TASK DIRECTIONS
State how many lines in the listing below include the string "outbreaks". The answer is the number alone.

SOURCE MATERIAL
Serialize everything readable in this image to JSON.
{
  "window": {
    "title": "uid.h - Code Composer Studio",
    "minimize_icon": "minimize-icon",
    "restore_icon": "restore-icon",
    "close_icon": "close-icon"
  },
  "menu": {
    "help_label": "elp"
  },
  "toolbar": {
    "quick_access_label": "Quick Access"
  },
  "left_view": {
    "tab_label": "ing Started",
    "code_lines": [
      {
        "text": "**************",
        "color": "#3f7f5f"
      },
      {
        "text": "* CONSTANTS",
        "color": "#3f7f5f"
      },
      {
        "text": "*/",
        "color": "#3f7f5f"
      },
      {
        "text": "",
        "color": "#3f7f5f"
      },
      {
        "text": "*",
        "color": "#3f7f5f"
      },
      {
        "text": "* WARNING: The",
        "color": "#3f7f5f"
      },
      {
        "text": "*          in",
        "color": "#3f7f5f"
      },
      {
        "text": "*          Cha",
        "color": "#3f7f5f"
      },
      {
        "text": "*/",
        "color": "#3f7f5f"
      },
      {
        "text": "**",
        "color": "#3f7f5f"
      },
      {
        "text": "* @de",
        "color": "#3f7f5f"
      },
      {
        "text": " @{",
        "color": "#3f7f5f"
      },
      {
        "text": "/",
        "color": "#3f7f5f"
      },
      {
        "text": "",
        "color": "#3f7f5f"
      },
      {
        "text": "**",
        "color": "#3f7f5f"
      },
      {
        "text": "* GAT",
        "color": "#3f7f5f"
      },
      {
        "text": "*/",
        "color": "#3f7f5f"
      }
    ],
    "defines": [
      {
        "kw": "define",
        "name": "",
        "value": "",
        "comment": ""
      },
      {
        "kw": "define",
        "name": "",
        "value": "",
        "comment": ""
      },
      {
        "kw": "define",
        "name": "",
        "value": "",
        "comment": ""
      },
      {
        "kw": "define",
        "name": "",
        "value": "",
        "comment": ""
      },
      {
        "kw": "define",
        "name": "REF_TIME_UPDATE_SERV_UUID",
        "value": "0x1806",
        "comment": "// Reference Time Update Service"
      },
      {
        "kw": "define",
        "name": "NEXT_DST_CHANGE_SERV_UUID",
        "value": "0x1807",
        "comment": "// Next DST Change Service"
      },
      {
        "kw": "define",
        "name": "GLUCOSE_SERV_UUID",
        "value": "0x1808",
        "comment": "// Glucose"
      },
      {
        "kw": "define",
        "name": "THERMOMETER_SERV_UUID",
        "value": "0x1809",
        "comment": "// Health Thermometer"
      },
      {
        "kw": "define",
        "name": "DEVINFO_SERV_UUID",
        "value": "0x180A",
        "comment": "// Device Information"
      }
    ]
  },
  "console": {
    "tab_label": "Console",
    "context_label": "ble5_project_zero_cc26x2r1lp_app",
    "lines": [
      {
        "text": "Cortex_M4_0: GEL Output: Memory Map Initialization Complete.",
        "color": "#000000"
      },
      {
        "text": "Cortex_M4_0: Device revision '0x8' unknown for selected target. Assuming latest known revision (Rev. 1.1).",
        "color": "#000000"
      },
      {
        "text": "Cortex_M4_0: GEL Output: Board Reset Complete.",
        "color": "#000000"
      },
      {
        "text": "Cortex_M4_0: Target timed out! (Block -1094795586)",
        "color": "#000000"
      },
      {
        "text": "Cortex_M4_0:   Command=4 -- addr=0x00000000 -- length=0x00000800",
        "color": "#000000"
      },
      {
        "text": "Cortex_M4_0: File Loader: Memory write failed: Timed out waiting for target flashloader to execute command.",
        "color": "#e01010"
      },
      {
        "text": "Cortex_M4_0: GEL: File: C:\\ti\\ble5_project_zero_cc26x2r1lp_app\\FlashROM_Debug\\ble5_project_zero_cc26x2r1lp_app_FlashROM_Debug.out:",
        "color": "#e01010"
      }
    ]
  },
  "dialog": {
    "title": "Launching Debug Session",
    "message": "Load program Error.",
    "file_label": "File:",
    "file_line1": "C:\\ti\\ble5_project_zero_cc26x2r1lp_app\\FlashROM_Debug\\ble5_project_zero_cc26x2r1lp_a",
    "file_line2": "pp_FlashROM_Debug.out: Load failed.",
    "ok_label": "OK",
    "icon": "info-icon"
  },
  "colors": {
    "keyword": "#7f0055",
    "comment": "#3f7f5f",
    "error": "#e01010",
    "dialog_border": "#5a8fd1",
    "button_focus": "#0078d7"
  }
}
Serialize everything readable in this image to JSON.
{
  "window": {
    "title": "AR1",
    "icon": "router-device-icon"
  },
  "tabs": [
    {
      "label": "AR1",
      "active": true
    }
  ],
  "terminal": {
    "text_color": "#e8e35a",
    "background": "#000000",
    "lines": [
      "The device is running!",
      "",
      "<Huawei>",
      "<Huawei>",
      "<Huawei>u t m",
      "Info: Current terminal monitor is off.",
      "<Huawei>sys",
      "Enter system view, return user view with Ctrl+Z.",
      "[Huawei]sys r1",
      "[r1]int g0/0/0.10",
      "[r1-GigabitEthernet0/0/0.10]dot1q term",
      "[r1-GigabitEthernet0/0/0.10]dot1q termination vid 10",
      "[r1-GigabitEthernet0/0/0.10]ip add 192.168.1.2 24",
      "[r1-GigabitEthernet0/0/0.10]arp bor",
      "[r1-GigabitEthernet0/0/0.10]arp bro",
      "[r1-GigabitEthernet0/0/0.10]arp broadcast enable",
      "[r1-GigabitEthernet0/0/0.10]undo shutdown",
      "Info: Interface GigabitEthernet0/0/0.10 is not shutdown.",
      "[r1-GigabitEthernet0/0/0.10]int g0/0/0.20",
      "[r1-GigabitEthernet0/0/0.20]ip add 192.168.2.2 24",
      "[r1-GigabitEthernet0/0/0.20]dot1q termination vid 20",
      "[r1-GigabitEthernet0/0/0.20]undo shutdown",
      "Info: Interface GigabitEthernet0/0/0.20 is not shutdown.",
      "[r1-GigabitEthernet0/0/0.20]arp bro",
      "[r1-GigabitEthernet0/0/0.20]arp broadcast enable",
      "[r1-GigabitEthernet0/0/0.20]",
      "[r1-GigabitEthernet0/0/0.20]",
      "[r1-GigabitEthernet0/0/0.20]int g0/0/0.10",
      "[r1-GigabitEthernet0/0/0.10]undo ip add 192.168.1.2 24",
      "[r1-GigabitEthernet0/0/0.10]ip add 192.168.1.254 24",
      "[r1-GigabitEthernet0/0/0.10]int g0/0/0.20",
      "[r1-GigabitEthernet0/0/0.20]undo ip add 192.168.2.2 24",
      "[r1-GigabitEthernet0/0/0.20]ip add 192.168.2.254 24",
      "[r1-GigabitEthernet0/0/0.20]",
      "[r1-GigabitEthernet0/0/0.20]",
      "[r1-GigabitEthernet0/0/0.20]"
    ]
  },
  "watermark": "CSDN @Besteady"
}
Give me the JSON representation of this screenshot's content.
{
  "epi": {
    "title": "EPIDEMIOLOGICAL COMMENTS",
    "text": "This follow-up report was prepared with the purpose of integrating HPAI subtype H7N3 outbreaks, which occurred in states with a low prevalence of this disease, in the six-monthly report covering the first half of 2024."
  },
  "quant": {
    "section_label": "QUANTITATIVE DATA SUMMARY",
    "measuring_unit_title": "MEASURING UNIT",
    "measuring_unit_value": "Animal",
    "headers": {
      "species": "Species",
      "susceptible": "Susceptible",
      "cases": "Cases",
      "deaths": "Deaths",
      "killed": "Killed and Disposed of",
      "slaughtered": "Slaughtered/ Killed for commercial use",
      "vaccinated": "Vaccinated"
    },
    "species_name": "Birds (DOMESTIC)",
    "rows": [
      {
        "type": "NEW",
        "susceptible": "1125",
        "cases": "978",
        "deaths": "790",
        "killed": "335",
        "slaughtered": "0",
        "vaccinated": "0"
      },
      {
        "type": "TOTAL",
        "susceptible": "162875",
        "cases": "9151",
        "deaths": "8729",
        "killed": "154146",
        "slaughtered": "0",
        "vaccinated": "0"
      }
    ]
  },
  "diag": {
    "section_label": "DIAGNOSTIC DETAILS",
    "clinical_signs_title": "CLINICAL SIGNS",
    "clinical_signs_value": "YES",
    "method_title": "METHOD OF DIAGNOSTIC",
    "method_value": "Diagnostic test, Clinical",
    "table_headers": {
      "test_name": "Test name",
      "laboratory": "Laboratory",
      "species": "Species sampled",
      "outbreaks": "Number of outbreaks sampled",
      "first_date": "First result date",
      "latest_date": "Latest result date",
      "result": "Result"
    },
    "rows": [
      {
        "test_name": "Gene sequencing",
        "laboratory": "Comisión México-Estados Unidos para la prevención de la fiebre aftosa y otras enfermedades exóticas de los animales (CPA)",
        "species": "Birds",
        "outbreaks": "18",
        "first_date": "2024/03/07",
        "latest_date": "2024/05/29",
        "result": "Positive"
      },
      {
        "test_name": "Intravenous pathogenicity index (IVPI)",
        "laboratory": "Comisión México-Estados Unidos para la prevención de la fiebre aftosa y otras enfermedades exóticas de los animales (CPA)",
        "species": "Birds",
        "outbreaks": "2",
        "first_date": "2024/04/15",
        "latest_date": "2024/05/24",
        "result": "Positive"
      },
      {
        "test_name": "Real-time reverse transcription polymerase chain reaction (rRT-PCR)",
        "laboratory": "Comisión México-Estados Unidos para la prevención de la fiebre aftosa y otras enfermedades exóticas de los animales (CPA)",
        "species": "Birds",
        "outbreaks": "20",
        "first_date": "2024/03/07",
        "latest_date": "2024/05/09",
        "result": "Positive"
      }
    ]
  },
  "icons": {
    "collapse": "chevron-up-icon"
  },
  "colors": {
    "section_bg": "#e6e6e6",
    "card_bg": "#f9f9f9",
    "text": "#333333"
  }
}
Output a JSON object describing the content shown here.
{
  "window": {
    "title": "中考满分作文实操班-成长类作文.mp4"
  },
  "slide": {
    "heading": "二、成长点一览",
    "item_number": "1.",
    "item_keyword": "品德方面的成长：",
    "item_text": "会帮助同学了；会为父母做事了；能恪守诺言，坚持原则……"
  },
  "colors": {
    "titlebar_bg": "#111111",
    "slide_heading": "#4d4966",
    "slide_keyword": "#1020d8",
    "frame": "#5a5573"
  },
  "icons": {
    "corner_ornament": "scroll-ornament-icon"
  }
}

WRITTEN SOLUTION
5